5. Mar 5, 2013

### Khashishi

Taking "point particle" too literally is prone to some problems. If you think of both electrons and photons as point particles, you might think that the probability of a collision between the two is zero. But actually, the collision has a cross section on the order of 10^-24 cm^2. https://en.wikipedia.org/wiki/Thomson_scattering
You can't think of size of fundamental particles in the classical sense.

6. Mar 5, 2013

### bossman27

Ignoring that a monochromatic radio wave is just "one color" anyway... the number of photons has to do with the intensity of the light, not the wavelength/frequency (see: Photoelectric effect). A "one photon" electromagnetic wave would be far, far too dim for the human eye to sense, even if we were talking about a wavelength in the human range of vision. Increasing the intensity of light (you can think of intensity/power as being related to wave amplitude) increases the "number of photons," but for monochromatic radiation, all of the photons will have the same wavelength/frequency-dependent energy.

Think of a photon as a discrete "chunk" of electromagnetic energy (more formally, it's called the quantum of electromagnetic radiation), with an energy that is related to the wavelength/frequency of the radiation. So saying that light needs to be a certain intensity to cause a sensor (the eye, a CCD pixel, etc.) to perceive it, is equivalent to saying photons need to be hitting it at a certain rate.

7. Mar 5, 2013

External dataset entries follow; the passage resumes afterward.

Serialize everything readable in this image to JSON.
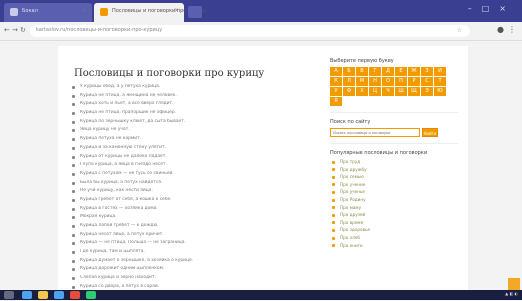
{
  "browser": {
    "tabs": [
      {
        "title": "Бокал"
      },
      {
        "title": "Пословицы и поговорки про курицу"
      }
    ],
    "url": "kartaslov.ru/пословицы-и-поговорки-про-курицу"
  },
  "page": {
    "title": "Пословицы и поговорки про курицу",
    "proverbs": [
      "У курицы обед, а у петуха курица.",
      "Курица не птица, а женщина не человек.",
      "Курица хоть и пьёт, а всё вверх глядит.",
      "Курица не птица, прапорщик не офицер.",
      "Курица по зёрнышку клюёт, да сыта бывает.",
      "Яйца курицу не учат.",
      "Курица петуха не кормит.",
      "Курица и за каменную стену улетит.",
      "Курица от курицы не далеко падает.",
      "Глупа курица, а яйца в гнездо несёт.",
      "Курица с петухом — не гусь со свиньёй.",
      "Была бы курица, а петух найдётся.",
      "Не учи курицу, как нести яйца.",
      "Курица гребёт от себя, а кошка к себе.",
      "Курица в гостях — хозяйка дома.",
      "Мокрая курица.",
      "Курица лапой гребёт — к дождю.",
      "Курица несёт яйцо, а петух кричит.",
      "Курица — не птица, Польша — не заграница.",
      "Где курица, там и цыплята.",
      "Курица думает о зёрнышке, а хозяйка о курице.",
      "Курица дорожит одним цыплёнком.",
      "Слепая курица и зерно находит.",
      "Курица со двора, а петух в сарай.",
      "Курица — не птица, баба — не человек."
    ]
  },
  "sidebar": {
    "letters_heading": "Выберите первую букву",
    "letters": [
      "А",
      "Б",
      "В",
      "Г",
      "Д",
      "Е",
      "Ж",
      "З",
      "И",
      "К",
      "Л",
      "М",
      "Н",
      "О",
      "П",
      "Р",
      "С",
      "Т",
      "У",
      "Ф",
      "Х",
      "Ц",
      "Ч",
      "Ш",
      "Щ",
      "Э",
      "Ю",
      "Я"
    ],
    "search_heading": "Поиск по сайту",
    "search_placeholder": "Искать пословицы и поговорки",
    "search_button": "Найти",
    "popular_heading": "Популярные пословицы и поговорки",
    "popular": [
      "Про труд",
      "Про дружбу",
      "Про семью",
      "Про учение",
      "Про ученье",
      "Про Родину",
      "Про маму",
      "Про друзей",
      "Про время",
      "Про здоровье",
      "Про хлеб",
      "Про книги"
    ]
  },
  "colors": {
    "accent": "#f29b00",
    "tabbar": "#3a3f91",
    "taskbar": "#1b1f3f"
  },
  "icons": {
    "up": "arrow-up-icon"
  }
}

### Khashishi

For your eye to perceive 1cm waves, your eye would be something like an antenna. If a photon is absorbed by the antenna, you can't really say the exact position of the photon. It interacts with the antenna in a global sense. Now if you had a grid of antennas, then you could localize the photon to one specific antenna, but you wouldn't be able to localize it more than that. It's very weird, because somehow being picked up by one antenna means it won't be picked up by the other antennas, since the photon is only allowed to be absorbed once. But how it chooses is mysterious.

8. Mar 5, 2013

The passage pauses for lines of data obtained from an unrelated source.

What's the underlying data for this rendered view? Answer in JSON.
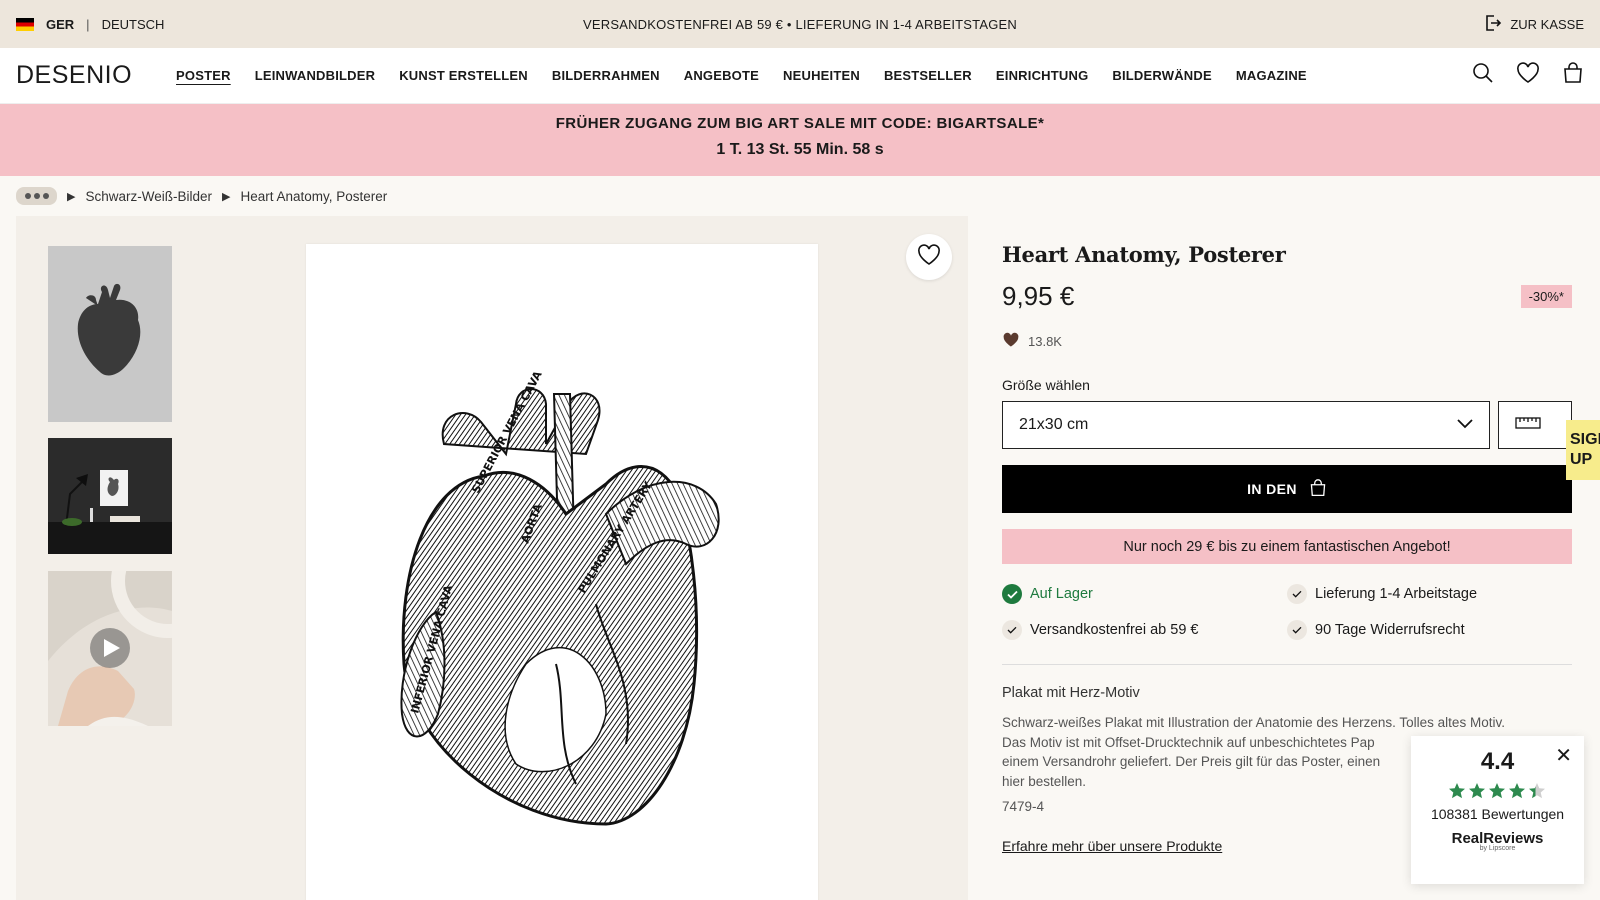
{
  "topbar": {
    "country_code": "GER",
    "language": "DEUTSCH",
    "promo": "VERSANDKOSTENFREI AB 59 € • LIEFERUNG IN 1-4 ARBEITSTAGEN",
    "checkout": "ZUR KASSE"
  },
  "brand": {
    "logo": "DESENIO"
  },
  "menu": [
    "POSTER",
    "LEINWANDBILDER",
    "KUNST ERSTELLEN",
    "BILDERRAHMEN",
    "ANGEBOTE",
    "NEUHEITEN",
    "BESTSELLER",
    "EINRICHTUNG",
    "BILDERWÄNDE",
    "MAGAZINE"
  ],
  "sale_banner": {
    "line1": "FRÜHER ZUGANG ZUM BIG ART SALE MIT CODE: BIGARTSALE*",
    "countdown": "1 T. 13 St. 55 Min. 58 s"
  },
  "breadcrumb": {
    "category": "Schwarz-Weiß-Bilder",
    "current": "Heart Anatomy, Posterer"
  },
  "product": {
    "title": "Heart Anatomy, Posterer",
    "price": "9,95 €",
    "discount_badge": "-30%*",
    "likes": "13.8K",
    "size_label": "Größe wählen",
    "size_selected": "21x30 cm",
    "add_to_cart": "IN DEN",
    "offer_text": "Nur noch 29 € bis zu einem fantastischen Angebot!",
    "usps": {
      "stock": "Auf Lager",
      "delivery": "Lieferung 1-4 Arbeitstage",
      "shipping": "Versandkostenfrei ab 59 €",
      "returns": "90 Tage Widerrufsrecht"
    },
    "desc_title": "Plakat mit Herz-Motiv",
    "desc_line1": "Schwarz-weißes Plakat mit Illustration der Anatomie des Herzens. Tolles altes Motiv.",
    "desc_line2": "Das Motiv ist mit Offset-Drucktechnik auf unbeschichtetes Pap",
    "desc_line3": "einem Versandrohr geliefert. Der Preis gilt für das Poster, einen",
    "desc_line4": "hier bestellen.",
    "sku": "7479-4",
    "learn_more": "Erfahre mehr über unsere Produkte"
  },
  "signup": {
    "line1": "SIGN",
    "line2": "UP"
  },
  "reviews": {
    "score": "4.4",
    "count": "108381 Bewertungen",
    "brand": "RealReviews",
    "brand_sub": "by Lipscore",
    "rating": 4.4
  },
  "colors": {
    "topbar": "#ede6dc",
    "promo_pink": "#f5c0c6",
    "in_stock": "#1e7a3e",
    "signup": "#f7ec8c"
  }
}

### phinds

A photon is not either one. You are using classical terms to describe something that is not classical. It is a quantum object. Sometimes it shows particle-like properties (if you are looking for that) and sometimes it shows wave-like properties (if you are looking for that). but to say that it IS a particle or a wave is a misuse of terminology.

9. Mar 5, 2013

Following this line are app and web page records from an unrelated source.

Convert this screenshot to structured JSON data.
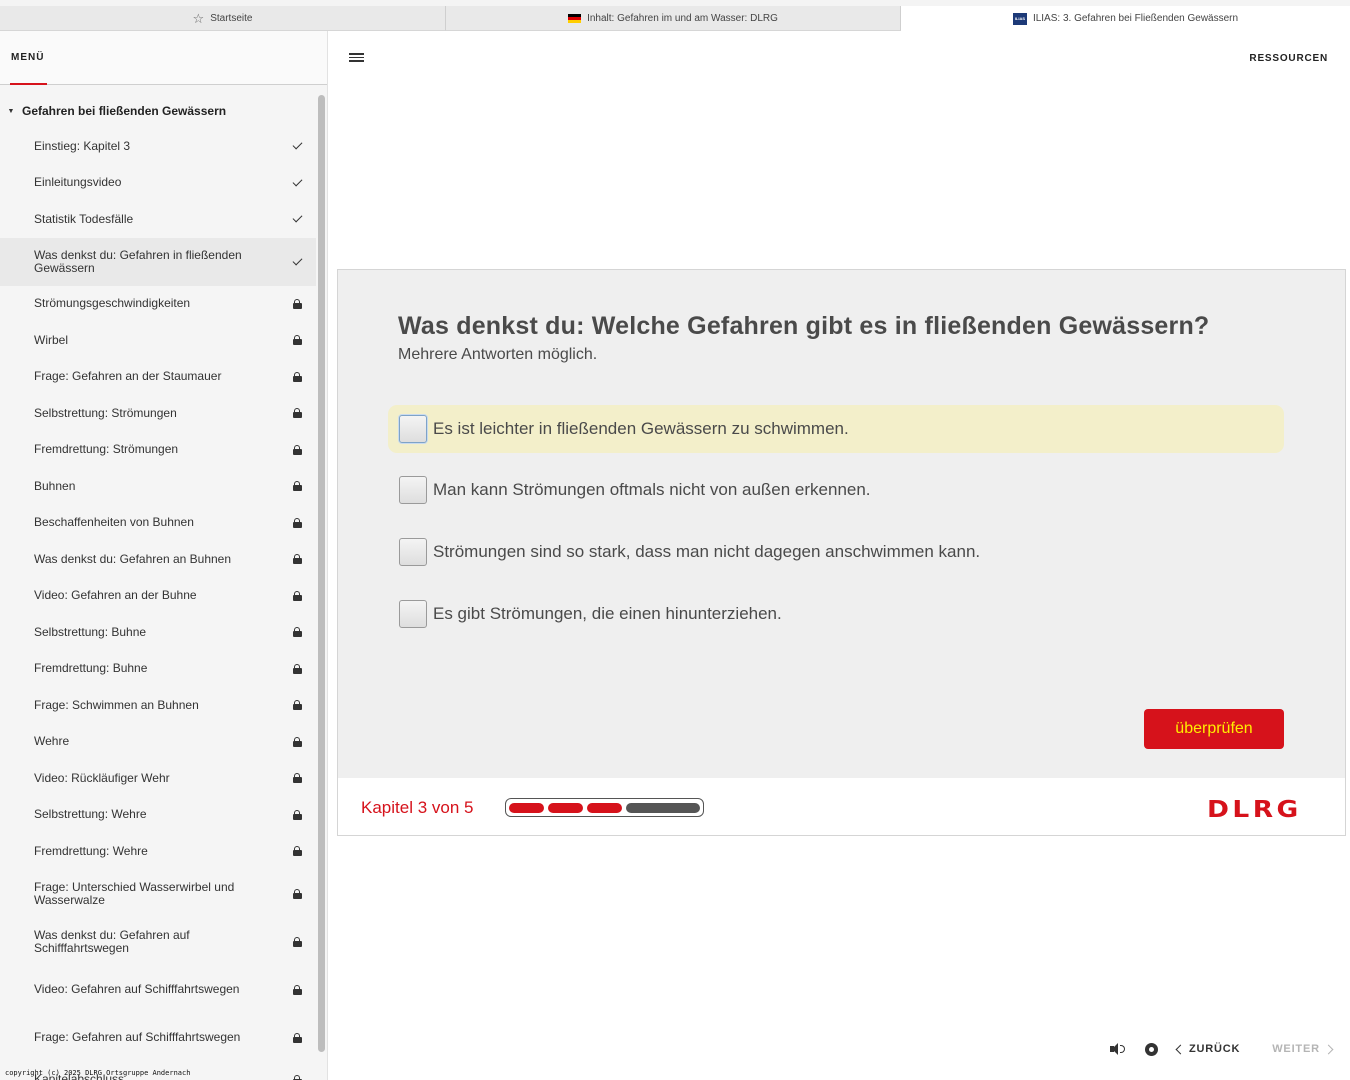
{
  "browser": {
    "tabs": [
      {
        "label": "Startseite",
        "icon": "star-icon"
      },
      {
        "label": "Inhalt: Gefahren im und am Wasser: DLRG",
        "icon": "german-flag-icon"
      },
      {
        "label": "ILIAS: 3. Gefahren bei Fließenden Gewässern",
        "icon": "ilias-icon"
      }
    ]
  },
  "sidebar": {
    "menu_label": "MENÜ",
    "section_title": "Gefahren bei fließenden Gewässern",
    "items": [
      {
        "label": "Einstieg: Kapitel 3",
        "status": "done"
      },
      {
        "label": "Einleitungsvideo",
        "status": "done"
      },
      {
        "label": "Statistik Todesfälle",
        "status": "done"
      },
      {
        "label": "Was denkst du: Gefahren in fließenden Gewässern",
        "status": "done"
      },
      {
        "label": "Strömungsgeschwindigkeiten",
        "status": "locked"
      },
      {
        "label": "Wirbel",
        "status": "locked"
      },
      {
        "label": "Frage: Gefahren an der Staumauer",
        "status": "locked"
      },
      {
        "label": "Selbstrettung: Strömungen",
        "status": "locked"
      },
      {
        "label": "Fremdrettung: Strömungen",
        "status": "locked"
      },
      {
        "label": "Buhnen",
        "status": "locked"
      },
      {
        "label": "Beschaffenheiten von Buhnen",
        "status": "locked"
      },
      {
        "label": "Was denkst du: Gefahren an Buhnen",
        "status": "locked"
      },
      {
        "label": "Video: Gefahren an der Buhne",
        "status": "locked"
      },
      {
        "label": "Selbstrettung: Buhne",
        "status": "locked"
      },
      {
        "label": "Fremdrettung: Buhne",
        "status": "locked"
      },
      {
        "label": "Frage: Schwimmen an Buhnen",
        "status": "locked"
      },
      {
        "label": "Wehre",
        "status": "locked"
      },
      {
        "label": "Video: Rückläufiger Wehr",
        "status": "locked"
      },
      {
        "label": "Selbstrettung: Wehre",
        "status": "locked"
      },
      {
        "label": "Fremdrettung: Wehre",
        "status": "locked"
      },
      {
        "label": "Frage: Unterschied Wasserwirbel und Wasserwalze",
        "status": "locked"
      },
      {
        "label": "Was denkst du: Gefahren auf Schifffahrtswegen",
        "status": "locked"
      },
      {
        "label": "Video: Gefahren auf Schifffahrtswegen",
        "status": "locked"
      },
      {
        "label": "Frage: Gefahren auf Schifffahrtswegen",
        "status": "locked"
      },
      {
        "label": "Kapitelabschluss",
        "status": "locked"
      }
    ],
    "copyright": "copyright (c) 2025 DLRG Ortsgruppe Andernach"
  },
  "header": {
    "resources_label": "RESSOURCEN"
  },
  "question": {
    "title": "Was denkst du: Welche Gefahren gibt es in fließenden Gewässern?",
    "subtitle": "Mehrere Antworten möglich.",
    "answers": [
      {
        "text": "Es ist leichter in fließenden Gewässern zu schwimmen.",
        "checked": false
      },
      {
        "text": "Man kann Strömungen oftmals nicht von außen erkennen.",
        "checked": false
      },
      {
        "text": "Strömungen sind so stark, dass man nicht dagegen anschwimmen kann.",
        "checked": false
      },
      {
        "text": "Es gibt Strömungen, die einen hinunterziehen.",
        "checked": false
      }
    ],
    "check_label": "überprüfen"
  },
  "footer": {
    "chapter_label": "Kapitel 3 von 5",
    "progress_completed": 3,
    "progress_total": 5,
    "logo_text": "DLRG",
    "brand_color": "#d6121b",
    "button_text_color": "#ffed00"
  },
  "controls": {
    "back_label": "ZURÜCK",
    "next_label": "WEITER"
  }
}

### Astromania

Giving the specific answer to your question, size of the object has nothing to do with the wavelength.
Considering the De-Broglie equation
wavelenght = h/p

So, size is totally irrelevant. The whole photon does not account for the wavelength. The only factors that matters are the 'mass' and 'velocity' of the particle.

10. Mar 5, 2013

### jaydnul

Oh ok. The only reason I used the eye example is because i was told that the tiny holes on the front if a microwave (appliance) door had a specific width so it would absorb any microwaves that had a bigger wavelength (looks like maybe a mm or two), and would pass any smaller, like visible light. Is this right?

11. Mar 5, 2013

### bossman27

The holes in the radiation shield of a microwave (or any effective radiation shield) need to be significantly smaller than the wavelength of the radiation. A typical kitchen microwave produces radiation on the order of ~5 inches.

12. Mar 5, 2013

### Staff: Mentor

I suspect that some microwave radiation actually does make it through the mesh in the window of your oven, but only a minuscule amount that's not enough to matter as far as your health is concerned. Clearly if the mesh spacing were really wide, say 1 meter, the microwaves would have little or no trouble passing through. As the spacing decreases, the amount that passes through decreases.